However, it’s crucial to consider meat-sourcing ethics when embracing a meat-rich diet. Choosing ethically sourced or grass-fed meats can minimize environmental damage while ensuring better animal welfare practices. Cultural dietary practices worldwide have long incorporated meat into their meals due to its easy availability and affordability relative to certain fruits and vegetables. A balanced approach that considers both individual health needs and environmental sustainability could be key in shaping future dietary guidelines for a world increasingly conscious of its food choices’ broader impacts.
The Bottom Line
A comprehensive understanding of our dietary choices requires us to look beyond individual health benefits and into the broader environmental effects; interestingly, it’s estimated that livestock farming accounts for roughly 14.5% of global greenhouse gas emissions, a significant figure that should not be ignored in our nutritional deliberations. There is no doubt that this statistic underscores the urgent need for dietary sustainability, an aspect often overlooked when discussing diet-based health implications. The shift towards plant-based diets can significantly reduce carbon footprints as well as water usage, offering an eco-friendly option that doesn’t compromise nutrition.
- Dietary Sustainability: A transition from meat-based to plant-based diets could help mitigate climate change by reducing methane production from livestock and deforestation caused by land clearance for animal agriculture.
- Health Implications: Plant-based diets are rich in fiber, vitamins, minerals, and antioxidants while being low in saturated fats – contributing positively to heart health, diabetes prevention, and overall well-being.
- Animal Welfare: Shifting toward plant-centric diets reduces the demand for factory-farmed animals, potentially improving conditions for livestock and promoting ethical treatment.
- Economic Factors: While meat-centered meals may have cultural influences deeply rooted across societies worldwide, there’s mounting evidence pointing towards the economic viability and accessibility of plant-based foods.
With innovation at its core, food technology has enabled us to recreate traditionally animal-derived products using plants without having to sacrifice taste or texture.
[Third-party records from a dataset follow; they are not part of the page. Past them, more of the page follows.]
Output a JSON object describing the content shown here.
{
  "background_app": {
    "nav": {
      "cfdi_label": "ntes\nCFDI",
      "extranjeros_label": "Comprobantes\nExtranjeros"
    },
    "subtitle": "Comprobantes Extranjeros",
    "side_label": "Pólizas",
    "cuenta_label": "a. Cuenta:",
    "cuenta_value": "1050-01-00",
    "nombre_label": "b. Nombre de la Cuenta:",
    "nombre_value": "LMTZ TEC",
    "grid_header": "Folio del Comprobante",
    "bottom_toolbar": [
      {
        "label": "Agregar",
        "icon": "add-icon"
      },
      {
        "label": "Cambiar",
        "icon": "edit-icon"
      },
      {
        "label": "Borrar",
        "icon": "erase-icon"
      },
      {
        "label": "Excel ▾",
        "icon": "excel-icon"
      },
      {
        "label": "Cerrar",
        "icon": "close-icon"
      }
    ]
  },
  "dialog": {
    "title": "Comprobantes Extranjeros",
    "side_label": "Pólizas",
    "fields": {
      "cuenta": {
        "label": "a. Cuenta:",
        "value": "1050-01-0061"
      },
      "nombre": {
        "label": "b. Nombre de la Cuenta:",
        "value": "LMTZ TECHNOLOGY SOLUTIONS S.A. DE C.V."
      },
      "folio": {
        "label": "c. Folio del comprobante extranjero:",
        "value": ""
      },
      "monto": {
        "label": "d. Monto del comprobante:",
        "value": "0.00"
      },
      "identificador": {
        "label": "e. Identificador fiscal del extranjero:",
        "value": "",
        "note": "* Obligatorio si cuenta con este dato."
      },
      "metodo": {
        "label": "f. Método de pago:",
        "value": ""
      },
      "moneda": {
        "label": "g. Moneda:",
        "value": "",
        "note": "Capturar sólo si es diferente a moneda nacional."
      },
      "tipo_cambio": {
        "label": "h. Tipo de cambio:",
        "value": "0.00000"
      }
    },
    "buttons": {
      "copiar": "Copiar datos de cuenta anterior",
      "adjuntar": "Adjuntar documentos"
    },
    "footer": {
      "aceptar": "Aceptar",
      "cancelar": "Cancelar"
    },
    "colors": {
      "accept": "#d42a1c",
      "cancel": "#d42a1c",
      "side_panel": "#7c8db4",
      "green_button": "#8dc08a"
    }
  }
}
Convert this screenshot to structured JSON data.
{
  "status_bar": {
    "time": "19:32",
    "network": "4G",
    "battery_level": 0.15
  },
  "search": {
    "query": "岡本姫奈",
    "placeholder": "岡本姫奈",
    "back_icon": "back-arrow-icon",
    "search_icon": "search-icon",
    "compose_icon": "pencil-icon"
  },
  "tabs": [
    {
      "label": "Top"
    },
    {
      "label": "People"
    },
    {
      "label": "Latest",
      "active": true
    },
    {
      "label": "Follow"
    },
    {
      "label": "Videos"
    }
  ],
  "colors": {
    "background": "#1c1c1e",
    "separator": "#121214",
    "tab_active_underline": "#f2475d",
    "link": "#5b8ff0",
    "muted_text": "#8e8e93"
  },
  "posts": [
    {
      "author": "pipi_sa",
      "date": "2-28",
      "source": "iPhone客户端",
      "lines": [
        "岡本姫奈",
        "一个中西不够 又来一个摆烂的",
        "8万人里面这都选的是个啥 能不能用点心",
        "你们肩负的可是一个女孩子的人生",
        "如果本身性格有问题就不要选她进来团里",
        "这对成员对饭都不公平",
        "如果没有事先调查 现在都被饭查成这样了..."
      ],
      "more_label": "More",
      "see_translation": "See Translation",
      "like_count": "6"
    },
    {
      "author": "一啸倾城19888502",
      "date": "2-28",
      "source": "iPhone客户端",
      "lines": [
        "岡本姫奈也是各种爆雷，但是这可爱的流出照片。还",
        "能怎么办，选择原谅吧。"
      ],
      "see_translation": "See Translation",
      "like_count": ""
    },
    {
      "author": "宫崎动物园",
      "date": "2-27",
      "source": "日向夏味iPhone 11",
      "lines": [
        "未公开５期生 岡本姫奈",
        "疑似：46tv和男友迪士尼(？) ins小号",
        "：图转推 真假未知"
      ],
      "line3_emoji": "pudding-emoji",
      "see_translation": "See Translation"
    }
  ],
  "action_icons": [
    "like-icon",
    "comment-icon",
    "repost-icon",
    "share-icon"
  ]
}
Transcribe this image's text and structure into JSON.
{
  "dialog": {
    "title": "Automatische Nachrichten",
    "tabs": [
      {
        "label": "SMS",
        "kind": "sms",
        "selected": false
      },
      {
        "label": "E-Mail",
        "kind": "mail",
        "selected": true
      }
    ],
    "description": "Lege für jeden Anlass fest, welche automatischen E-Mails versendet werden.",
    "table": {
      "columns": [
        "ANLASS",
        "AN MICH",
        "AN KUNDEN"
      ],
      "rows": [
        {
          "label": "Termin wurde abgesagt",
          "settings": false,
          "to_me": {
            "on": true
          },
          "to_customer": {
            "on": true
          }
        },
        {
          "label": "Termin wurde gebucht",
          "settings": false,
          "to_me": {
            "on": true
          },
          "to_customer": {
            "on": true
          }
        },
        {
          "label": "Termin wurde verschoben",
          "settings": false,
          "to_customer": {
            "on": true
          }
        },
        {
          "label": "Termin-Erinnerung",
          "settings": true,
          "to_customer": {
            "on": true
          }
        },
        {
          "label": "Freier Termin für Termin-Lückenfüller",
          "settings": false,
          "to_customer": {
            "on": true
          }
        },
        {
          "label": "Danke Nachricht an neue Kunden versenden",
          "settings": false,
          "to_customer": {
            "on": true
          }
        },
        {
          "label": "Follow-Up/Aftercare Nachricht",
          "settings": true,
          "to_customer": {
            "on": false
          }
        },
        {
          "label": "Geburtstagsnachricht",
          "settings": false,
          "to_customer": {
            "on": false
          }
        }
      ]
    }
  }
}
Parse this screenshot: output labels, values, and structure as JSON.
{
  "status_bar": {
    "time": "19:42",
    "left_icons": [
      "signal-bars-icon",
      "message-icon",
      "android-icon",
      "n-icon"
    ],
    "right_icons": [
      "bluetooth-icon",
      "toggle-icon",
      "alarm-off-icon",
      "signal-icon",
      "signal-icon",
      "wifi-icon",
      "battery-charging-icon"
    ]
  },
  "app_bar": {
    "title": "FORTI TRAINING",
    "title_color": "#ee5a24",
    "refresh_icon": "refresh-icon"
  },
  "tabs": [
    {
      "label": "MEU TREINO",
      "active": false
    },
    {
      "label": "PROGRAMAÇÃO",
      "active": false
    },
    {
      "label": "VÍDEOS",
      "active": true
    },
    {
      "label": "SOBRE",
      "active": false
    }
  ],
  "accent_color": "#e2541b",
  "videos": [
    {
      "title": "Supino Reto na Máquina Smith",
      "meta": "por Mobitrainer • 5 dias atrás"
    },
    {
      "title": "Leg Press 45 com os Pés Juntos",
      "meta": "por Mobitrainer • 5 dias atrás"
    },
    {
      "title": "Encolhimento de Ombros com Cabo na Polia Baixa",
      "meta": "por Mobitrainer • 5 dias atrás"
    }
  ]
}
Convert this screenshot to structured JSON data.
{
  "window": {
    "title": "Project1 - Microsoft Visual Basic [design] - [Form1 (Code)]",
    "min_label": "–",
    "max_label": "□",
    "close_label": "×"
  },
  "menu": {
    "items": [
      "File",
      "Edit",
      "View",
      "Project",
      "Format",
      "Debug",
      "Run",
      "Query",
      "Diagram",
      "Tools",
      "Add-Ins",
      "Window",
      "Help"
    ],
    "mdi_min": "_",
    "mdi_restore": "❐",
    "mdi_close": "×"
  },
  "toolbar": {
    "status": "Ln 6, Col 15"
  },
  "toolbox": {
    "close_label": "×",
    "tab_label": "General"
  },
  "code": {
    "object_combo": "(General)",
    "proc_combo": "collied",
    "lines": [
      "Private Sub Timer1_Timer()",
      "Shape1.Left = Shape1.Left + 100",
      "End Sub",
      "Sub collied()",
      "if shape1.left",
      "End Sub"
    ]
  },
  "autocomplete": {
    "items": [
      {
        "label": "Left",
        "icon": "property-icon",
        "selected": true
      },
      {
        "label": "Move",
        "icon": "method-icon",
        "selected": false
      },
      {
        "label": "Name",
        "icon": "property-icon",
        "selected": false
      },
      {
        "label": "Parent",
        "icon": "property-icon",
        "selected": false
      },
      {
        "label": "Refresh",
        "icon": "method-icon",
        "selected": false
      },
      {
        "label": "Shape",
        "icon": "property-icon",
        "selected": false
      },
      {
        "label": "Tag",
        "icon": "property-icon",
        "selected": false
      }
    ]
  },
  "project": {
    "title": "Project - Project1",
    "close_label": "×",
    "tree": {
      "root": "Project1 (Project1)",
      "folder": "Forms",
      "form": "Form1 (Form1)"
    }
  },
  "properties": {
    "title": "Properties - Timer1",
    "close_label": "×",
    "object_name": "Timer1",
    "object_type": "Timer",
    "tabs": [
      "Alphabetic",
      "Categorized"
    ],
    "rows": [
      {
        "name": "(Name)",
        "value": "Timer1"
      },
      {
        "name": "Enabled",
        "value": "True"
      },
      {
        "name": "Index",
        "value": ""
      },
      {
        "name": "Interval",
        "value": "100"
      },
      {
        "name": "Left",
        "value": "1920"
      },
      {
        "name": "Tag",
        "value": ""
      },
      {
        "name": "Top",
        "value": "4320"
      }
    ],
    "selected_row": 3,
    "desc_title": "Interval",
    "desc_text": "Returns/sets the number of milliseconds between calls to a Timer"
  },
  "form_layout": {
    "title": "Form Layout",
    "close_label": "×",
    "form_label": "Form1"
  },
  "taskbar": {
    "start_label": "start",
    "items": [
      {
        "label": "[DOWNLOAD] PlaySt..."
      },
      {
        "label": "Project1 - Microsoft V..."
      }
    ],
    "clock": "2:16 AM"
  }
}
This revolutionary progression isn’t only promising for individual wallets but also forecasts an economically sustainable future where meat scarcity won’t lead to inevitable crises. So when weighing up your next meal choice remember — mindful eating isn’t just about what’s on your plate; it’s equally crucial how it gets there!
Consider growing your own fruits and vegetables at home; it’s a practical way to contribute to environmental sustainability and will also ensure the freshest, most nutrient-rich produce for your meals.